Suppressed Images (2017), Shoili Kanungo, Heather Dewey-Hagborg
Suppressed Images (2017), Shoili Kanungo, Heather Dewey-Hagborg

Included in the exhibit was the piece Heather had created during her ThoughtWorks Arts Residency, the graphic short story Suppressed Images, developed with illustrator Shoili Kanungo.

The story narrated Heather’s and Chelsea Manning’s ongoing collaboration envisioning a speculative future where Obama would commute Chelsea’s jail sentence. The comic book had an imaginary ending where Chelsea visited an exhibition of her portraits by Heather.

Probably Chelsea (2017), Heather Dewey-Hagborg
Probably Chelsea (2017), Heather Dewey-Hagborg

Shockingly enough, the first part of the speculation came true just several hours after the comic was published on-line. That same day President Obama actually commuted Chelsea’s prison sentence, and she was released.

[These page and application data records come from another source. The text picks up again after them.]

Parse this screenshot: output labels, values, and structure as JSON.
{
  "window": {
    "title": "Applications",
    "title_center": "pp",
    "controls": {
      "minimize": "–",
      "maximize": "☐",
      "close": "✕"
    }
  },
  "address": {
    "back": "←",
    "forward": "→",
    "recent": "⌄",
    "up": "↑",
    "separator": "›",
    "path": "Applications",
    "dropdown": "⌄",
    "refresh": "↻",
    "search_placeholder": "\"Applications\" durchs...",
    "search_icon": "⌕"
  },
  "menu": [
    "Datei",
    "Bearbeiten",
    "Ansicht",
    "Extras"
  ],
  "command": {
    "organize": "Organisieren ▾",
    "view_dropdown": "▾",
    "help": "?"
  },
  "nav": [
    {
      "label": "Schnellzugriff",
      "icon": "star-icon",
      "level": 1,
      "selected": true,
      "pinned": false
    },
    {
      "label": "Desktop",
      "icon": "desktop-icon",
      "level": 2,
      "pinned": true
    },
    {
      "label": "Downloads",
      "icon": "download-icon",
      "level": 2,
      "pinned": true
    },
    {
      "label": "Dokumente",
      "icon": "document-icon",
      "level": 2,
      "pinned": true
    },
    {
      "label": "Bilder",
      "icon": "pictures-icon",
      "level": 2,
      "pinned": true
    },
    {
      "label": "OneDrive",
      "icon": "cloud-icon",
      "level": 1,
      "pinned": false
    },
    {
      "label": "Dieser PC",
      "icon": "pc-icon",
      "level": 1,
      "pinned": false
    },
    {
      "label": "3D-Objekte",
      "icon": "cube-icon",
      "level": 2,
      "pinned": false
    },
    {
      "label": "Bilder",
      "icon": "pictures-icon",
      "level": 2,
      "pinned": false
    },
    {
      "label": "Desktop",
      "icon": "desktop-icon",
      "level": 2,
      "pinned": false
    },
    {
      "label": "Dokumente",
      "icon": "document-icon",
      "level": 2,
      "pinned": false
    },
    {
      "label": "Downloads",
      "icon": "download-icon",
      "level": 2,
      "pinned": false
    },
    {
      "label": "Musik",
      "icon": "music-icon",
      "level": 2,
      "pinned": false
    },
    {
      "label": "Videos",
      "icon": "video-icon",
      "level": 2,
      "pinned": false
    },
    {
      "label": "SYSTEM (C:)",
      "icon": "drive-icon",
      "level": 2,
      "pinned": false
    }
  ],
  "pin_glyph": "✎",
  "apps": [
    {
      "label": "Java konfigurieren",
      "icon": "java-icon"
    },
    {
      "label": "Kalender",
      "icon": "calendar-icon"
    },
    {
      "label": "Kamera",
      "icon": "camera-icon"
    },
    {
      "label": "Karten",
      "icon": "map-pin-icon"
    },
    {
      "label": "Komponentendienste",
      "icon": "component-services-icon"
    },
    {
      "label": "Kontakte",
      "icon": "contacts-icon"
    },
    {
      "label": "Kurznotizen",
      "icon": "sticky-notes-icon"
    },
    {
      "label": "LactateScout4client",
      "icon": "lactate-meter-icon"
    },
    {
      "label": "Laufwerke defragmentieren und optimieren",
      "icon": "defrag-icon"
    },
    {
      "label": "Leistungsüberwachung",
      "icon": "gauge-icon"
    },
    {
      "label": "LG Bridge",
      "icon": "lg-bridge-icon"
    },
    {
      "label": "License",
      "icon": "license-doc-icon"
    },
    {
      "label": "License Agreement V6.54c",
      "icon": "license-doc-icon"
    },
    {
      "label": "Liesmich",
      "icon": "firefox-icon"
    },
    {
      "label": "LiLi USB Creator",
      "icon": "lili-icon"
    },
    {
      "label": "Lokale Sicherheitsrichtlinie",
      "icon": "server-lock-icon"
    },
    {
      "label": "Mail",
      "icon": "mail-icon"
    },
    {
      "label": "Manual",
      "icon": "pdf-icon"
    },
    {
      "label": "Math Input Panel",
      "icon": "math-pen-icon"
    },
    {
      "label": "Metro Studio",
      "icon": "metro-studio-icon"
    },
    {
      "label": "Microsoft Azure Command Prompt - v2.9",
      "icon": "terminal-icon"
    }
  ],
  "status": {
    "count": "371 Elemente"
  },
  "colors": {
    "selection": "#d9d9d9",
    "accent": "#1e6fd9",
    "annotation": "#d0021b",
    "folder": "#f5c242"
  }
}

This meant that Chelsea would be able to view the portraits Heather produced from her DNA in person, as the comic had speculated.

Chelsea Manning at ‘A Becoming Resemblance’
Chelsea Manning at ‘A Becoming Resemblance’

The installation work Probably Chelsea, also included in the show, illustrated the multitude ways in which DNA can be interpreted. It is a refutation of the outmoded notions of biologically inscribed identity, and a testament to the commonality that is clearly present even at the cellular level.

Panel talk, Heather Dewey-Harborg, and critics and theorists Nora Khan, Christiane Paul
Panel talk, Heather Dewey-Harborg, and critics and theorists Nora Khan, Christiane Paul
Panel talk, Heather Dewey-Harborg, and critics and theorists Nora Khan, Christiane Paul

On September 5th, a panel was convened at Fridman Gallery with Heather Dewey-Hagborg, and curators and critics Nora Khan and Christiane Paul to discuss the rise of, and implications of genetic analysis and identity.

Residency Directors Andy McWilliams and Ellen Pearlman with Heather and the illustration by Shoili Kanungo, Suppressed Images
Residency Directors Andy McWilliams and Ellen Pearlman with Heather and the illustration by Shoili Kanungo, Suppressed Images

The panel led to interesting and engaging discussions, which will continue well beyond the show. Heather continues to pursue new work along the themes of genetic analysis and identity.